No Match Found
If you are looking for an example of a company that successfully predicted the future and adapted its business model to take full advantage, look no further than Netflix. The original film-by-mail business, set up in 1997, was the first to take advantage of the light weight and convenient letterbox size of DVDs. A few years later it moved early on introducing streaming services, betting that the necessary bandwidth would soon become widely available.
As it turns out, its business model was also ideal when millions were confined to their homes for months during a pandemic. Pivoting was the emergency option for many businesses. Many food manufacturers, for example, who found their usual markets closed down had to quickly explore alternative business models, such as partnering with a delivery service to access the takeout market.
"For those that survived the pandemic, the energy and cost of living crisis resulting from Russia’s invasion of Ukraine, tested business model agility again."
Netflix, is now having to adapt yet again by now offering a new streaming option with adverts, introducing a less expensive offering as it fights to keep viewers. Whilst in other industries, energy companies have had to step up investment in renewable generating capacity, new energy technologies and e-mobility infrastructure and strengthening carbon capture capabilities.
In normal circumstances, pivoting the business model to create value requires an element of foresight – an understanding of how and why things are likely to change, and how that will affect the business. Sometimes it’s about survival, but it’s also about opportunity, and creating an efficient, sustainable business that meets both the current and future demands of customers.
In recent years, technological innovation, as well as external factors, has led companies in many sectors to reassess their business model.
Take, for example, how the business model of a typical petrol station has evolved. Most have already evolved at least once by expanding into retail and catering but as we shift towards electric vehicles, they will have to change once again – and not just in terms of introducing electric vehicle charging technology. Electric vehicles take time to charge, which means that people will need to amuse themselves and look for somewhere to work, play, eat and relax. Locations that fail to offer those services in the long term will struggle to compete.
But there’s a distinction between genuinely pivoting, versus undertaking a series of incremental changes like introducing technology into a business. The first, done well, increases the value creation potential of the business. The second, bluntly, doesn’t.

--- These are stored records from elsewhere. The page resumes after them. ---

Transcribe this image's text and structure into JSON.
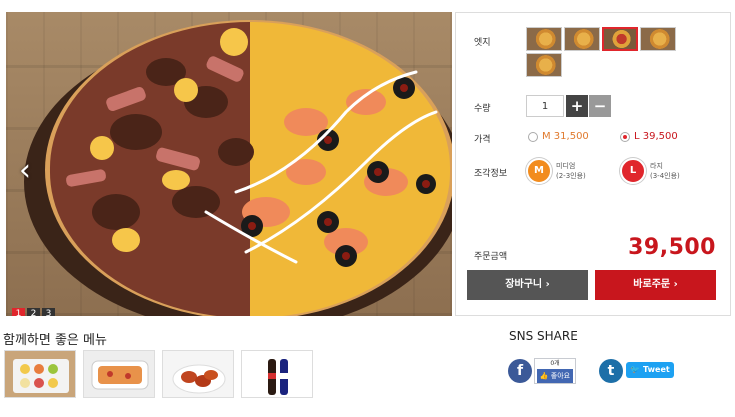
{
  "hero": {
    "prev_icon": "chevron-left-icon",
    "pages": [
      "1",
      "2",
      "3"
    ],
    "active_page": 1
  },
  "options": {
    "edge_label": "엣지",
    "edge_thumbs": 5,
    "edge_selected_index": 2,
    "qty_label": "수량",
    "qty_value": "1",
    "plus_label": "+",
    "minus_label": "−",
    "price_label": "가격",
    "prices": [
      {
        "label": "M 31,500",
        "selected": false
      },
      {
        "label": "L 39,500",
        "selected": true
      }
    ],
    "slice_label": "조각정보",
    "sizes": [
      {
        "code": "M",
        "name": "미디엄",
        "serving": "(2-3인용)",
        "color": "#f28c1e"
      },
      {
        "code": "L",
        "name": "라지",
        "serving": "(3-4인용)",
        "color": "#e0262c"
      }
    ],
    "total_label": "주문금액",
    "total_value": "39,500",
    "cart_button": "장바구니 ›",
    "order_button": "바로주문 ›"
  },
  "recommend": {
    "title": "함께하면 좋은 메뉴",
    "items": [
      "side-platter",
      "baked-pasta",
      "chicken-wings",
      "soda-bottles"
    ]
  },
  "sns": {
    "title": "SNS SHARE",
    "fb_icon": "f",
    "like_count": "0개",
    "like_label": "👍 좋아요",
    "tw_icon": "t",
    "tweet_label": "🐦 Tweet"
  },
  "colors": {
    "accent": "#c8161d",
    "dark_button": "#555555",
    "facebook": "#3b5998",
    "twitter": "#1da1f2"
  }
}
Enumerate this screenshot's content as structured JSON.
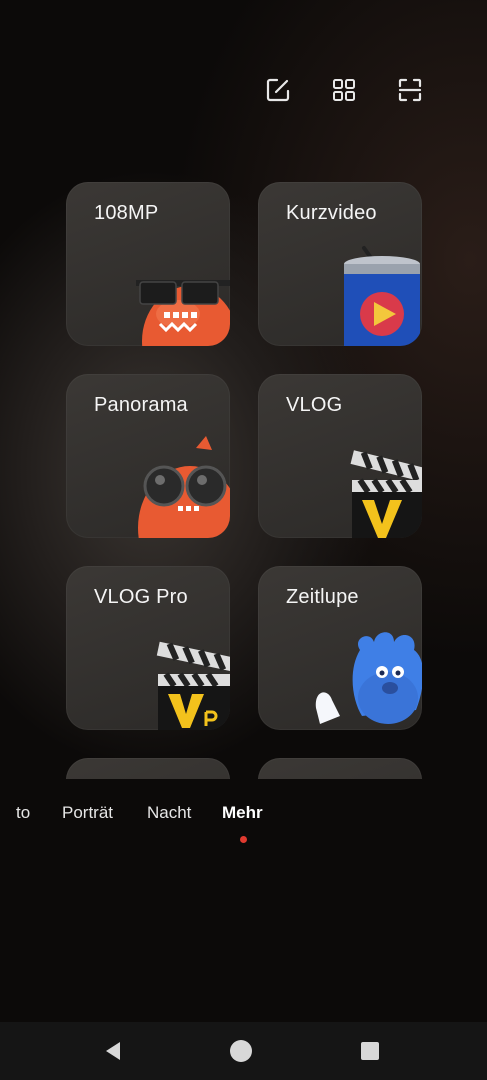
{
  "toolbar": {
    "icons": [
      "edit-icon",
      "grid-icon",
      "scan-icon"
    ]
  },
  "modes_grid": [
    {
      "label": "108MP",
      "art": "mascot-sunglasses"
    },
    {
      "label": "Kurzvideo",
      "art": "soda-can-play"
    },
    {
      "label": "Panorama",
      "art": "mascot-binoculars"
    },
    {
      "label": "VLOG",
      "art": "clapperboard-v"
    },
    {
      "label": "VLOG Pro",
      "art": "clapperboard-vpro"
    },
    {
      "label": "Zeitlupe",
      "art": "blue-mascot"
    }
  ],
  "mode_bar": {
    "items": [
      "to",
      "Porträt",
      "Nacht",
      "Mehr"
    ],
    "active": "Mehr",
    "indicator_color": "#e03a2f"
  },
  "nav": {
    "icons": [
      "back-icon",
      "home-icon",
      "recents-icon"
    ]
  }
}
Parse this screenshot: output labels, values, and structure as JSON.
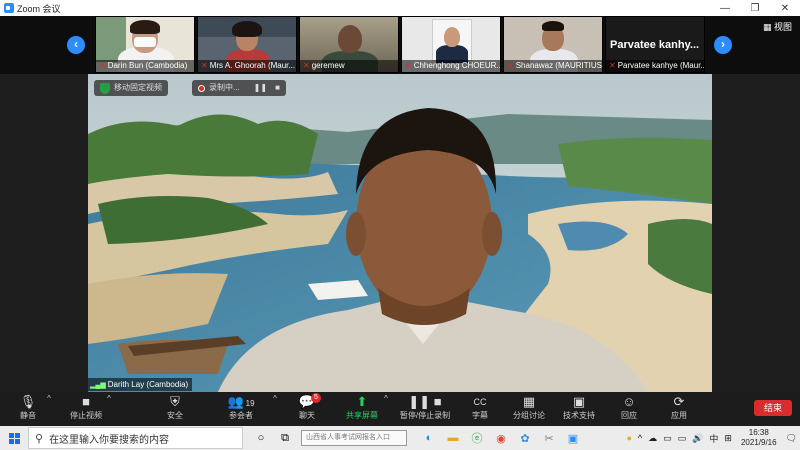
{
  "window": {
    "title": "Zoom 会议",
    "controls": [
      "—",
      "❐",
      "✕"
    ]
  },
  "thumbnails": {
    "view_label": "视图",
    "items": [
      {
        "name": "Darin Bun (Cambodia)"
      },
      {
        "name": "Mrs A. Ghoorah (Maur..."
      },
      {
        "name": "geremew"
      },
      {
        "name": "Chhenghong CHOEUR..."
      },
      {
        "name": "Shanawaz (MAURITIUS)"
      },
      {
        "name": "Parvatee kanhye (Maur...",
        "display_name": "Parvatee  kanhy..."
      }
    ]
  },
  "main_video": {
    "speaker": "Darith Lay (Cambodia)",
    "chip_label": "移动固定视频",
    "recording_label": "录制中..."
  },
  "toolbar": {
    "items": [
      {
        "label": "静音",
        "icon": "mic-icon"
      },
      {
        "label": "停止视频",
        "icon": "video-icon"
      },
      {
        "label": "安全",
        "icon": "shield-icon"
      },
      {
        "label": "参会者",
        "icon": "participants-icon",
        "count": "19"
      },
      {
        "label": "聊天",
        "icon": "chat-icon",
        "badge": "5"
      },
      {
        "label": "共享屏幕",
        "icon": "share-screen-icon"
      },
      {
        "label": "暂停/停止录制",
        "icon": "record-icon"
      },
      {
        "label": "字幕",
        "icon": "cc-icon"
      },
      {
        "label": "分组讨论",
        "icon": "breakout-icon"
      },
      {
        "label": "技术支持",
        "icon": "support-icon"
      },
      {
        "label": "回应",
        "icon": "reactions-icon"
      },
      {
        "label": "应用",
        "icon": "apps-icon"
      }
    ],
    "end_label": "结束"
  },
  "taskbar": {
    "search_placeholder": "在这里输入你要搜索的内容",
    "address_placeholder": "山西省人事考试网报名入口",
    "time": "16:38",
    "date": "2021/9/16",
    "ime": "中"
  },
  "colors": {
    "accent": "#2d8cff",
    "share_green": "#23d160",
    "end_red": "#d92c2c",
    "mute_red": "#e02828"
  }
}
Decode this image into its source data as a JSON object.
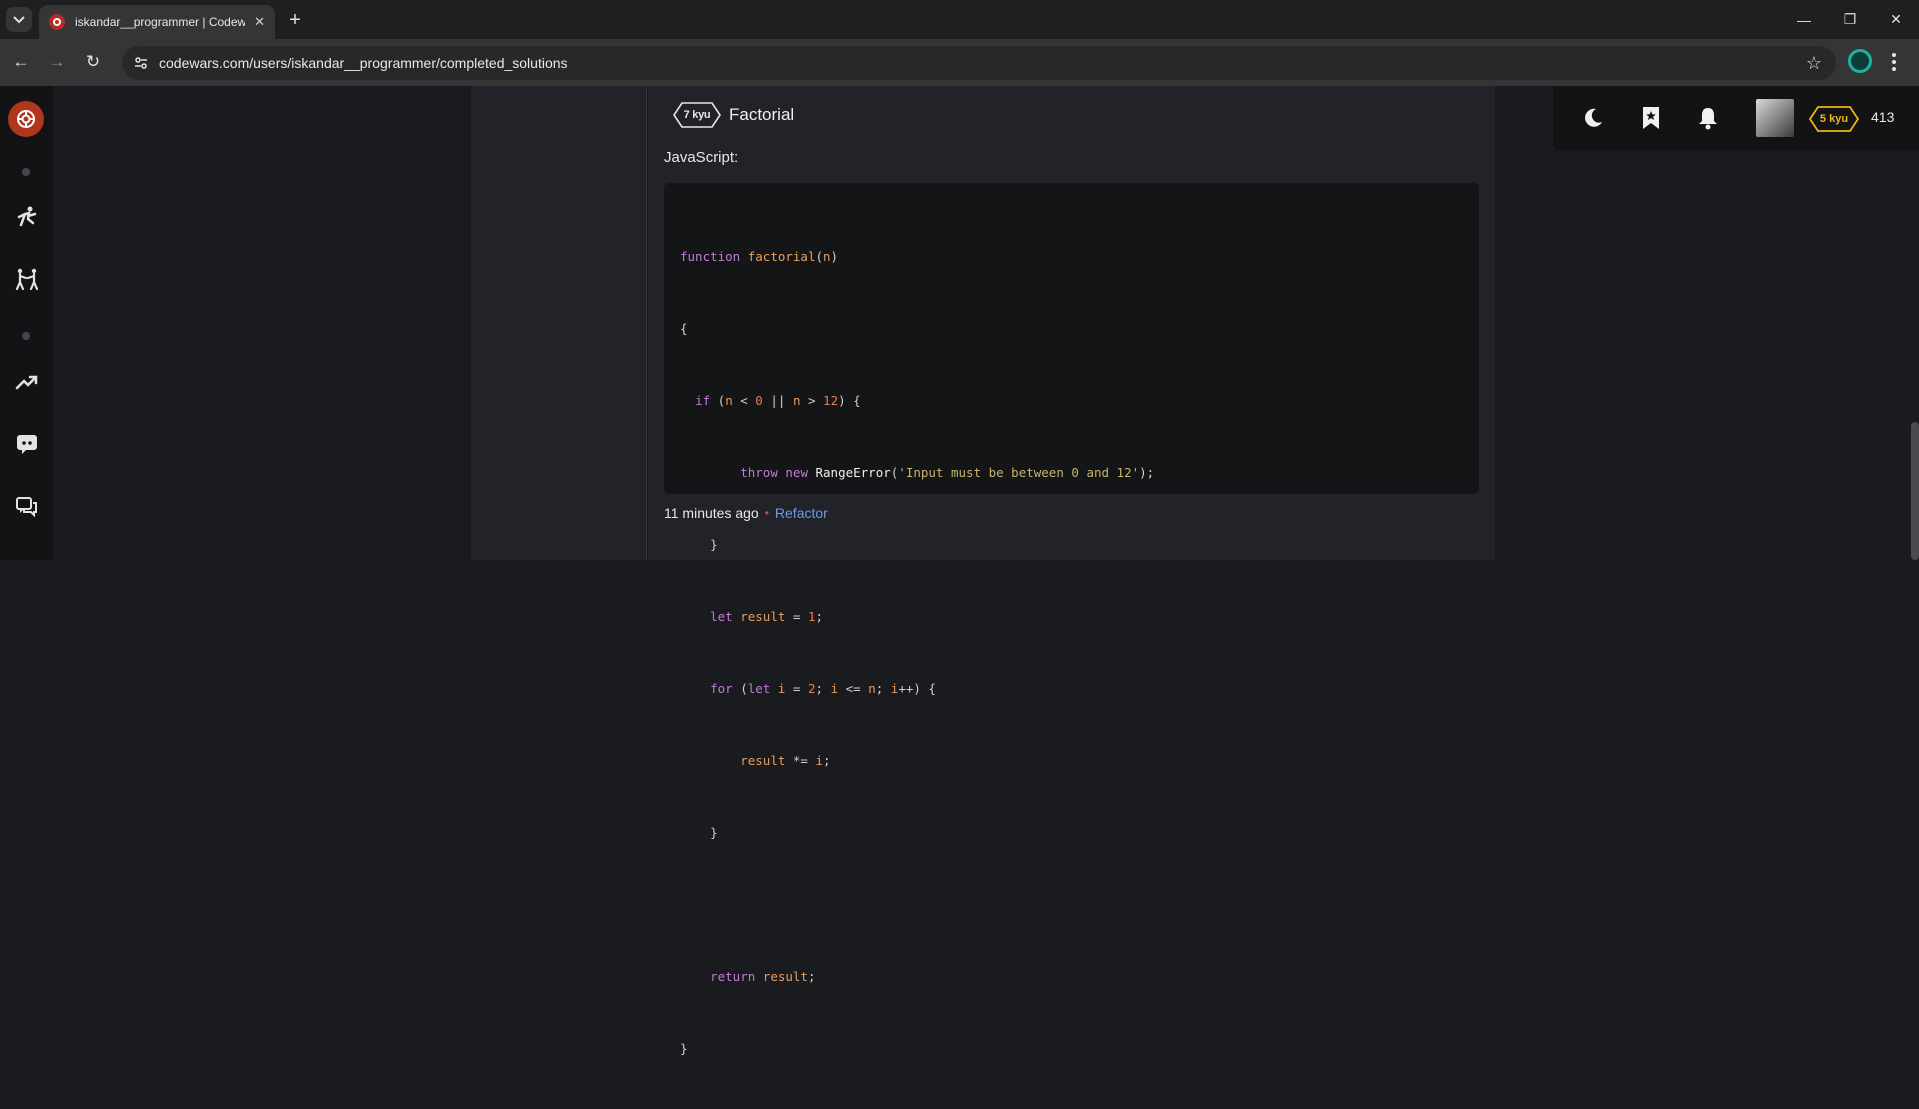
{
  "browser": {
    "tab_title": "iskandar__programmer | Codewars",
    "url": "codewars.com/users/iskandar__programmer/completed_solutions"
  },
  "colors": {
    "brand": "#b1361e",
    "link": "#6b9be8",
    "rank_yellow": "#ecb613"
  },
  "kata": {
    "kyu": "7 kyu",
    "title": "Factorial",
    "language": "JavaScript:",
    "code_lines": [
      "function factorial(n)",
      "{",
      "  if (n < 0 || n > 12) {",
      "        throw new RangeError('Input must be between 0 and 12');",
      "    }",
      "    let result = 1;",
      "    for (let i = 2; i <= n; i++) {",
      "        result *= i;",
      "    }",
      "",
      "    return result;",
      "}"
    ],
    "time_ago": "11 minutes ago",
    "refactor_label": "Refactor"
  },
  "user": {
    "rank": "5 kyu",
    "honor": "413"
  }
}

A true pivot is one that brings about genuine business model change – allowing a business to improve customer service, increase wallet share, and/or extend into new markets. It brings about efficiencies in workflow, processes and organisation (such as a restructuring of the supply chain), and most importantly, there is a distinctive outcome, in the form of revenue growth, increased profitability, greater market share, a rise in the share price and so on.
In other words, it redefines the value creation story. And it is a story – when a business pivots, it is signposting how and why it will remain a good investment for the future.
Some of the most successful pivots in recent years have been companies that have moved from a direct sales model to offering their goods or services as a subscription model. When done well, these are excellent examples of value creation, because they are about revenue growth. If the customer is using the product to its full capacity and getting the most they can out of it, they are more likely to remain loyal.
Without an overarching strategic vision, the business is just making a series of incremental changes. The story matters – for the business and for its stakeholders.
More often than not, long term gain will require short term pain. A huge amount of investment will be needed to pivot the business, and there are situations where returns may well suffer for a while. Businesses operating under the pressures of public markets will need to articulate their plan clearly.
Businesses require clarity on the decisions that need to be taken at each stage of the process, helping identify and mitigate risks while maximising return on investment - for example having an understanding of how cyber security can have a significant impact on business value across the lifecycle of a new technology investment.
A business model can’t be changed in isolation, and it won’t create value without agility, leadership role-modeling the desired future behaviours, adaptation of processes and attracting and retaining the right talent. A tech-enabled business, for example, will behave differently and have very different operational and skills requirements from the established legacy business it was before – it will need a Chief Information Officer, for example, and a well-developed product management function.
“Technology may be the biggest driver of change but it’s by no means the only one. There are many reasons, from environmental factors to changing consumer preferences, why a business model may not be sustainable or resilient over time.”
Successful pivoting depends on strategy and execution, but also on the story that’s being told. It demands an element of trust from investors and other stakeholders that the vision is the right one, and that the change will generate sustainable value and resilience.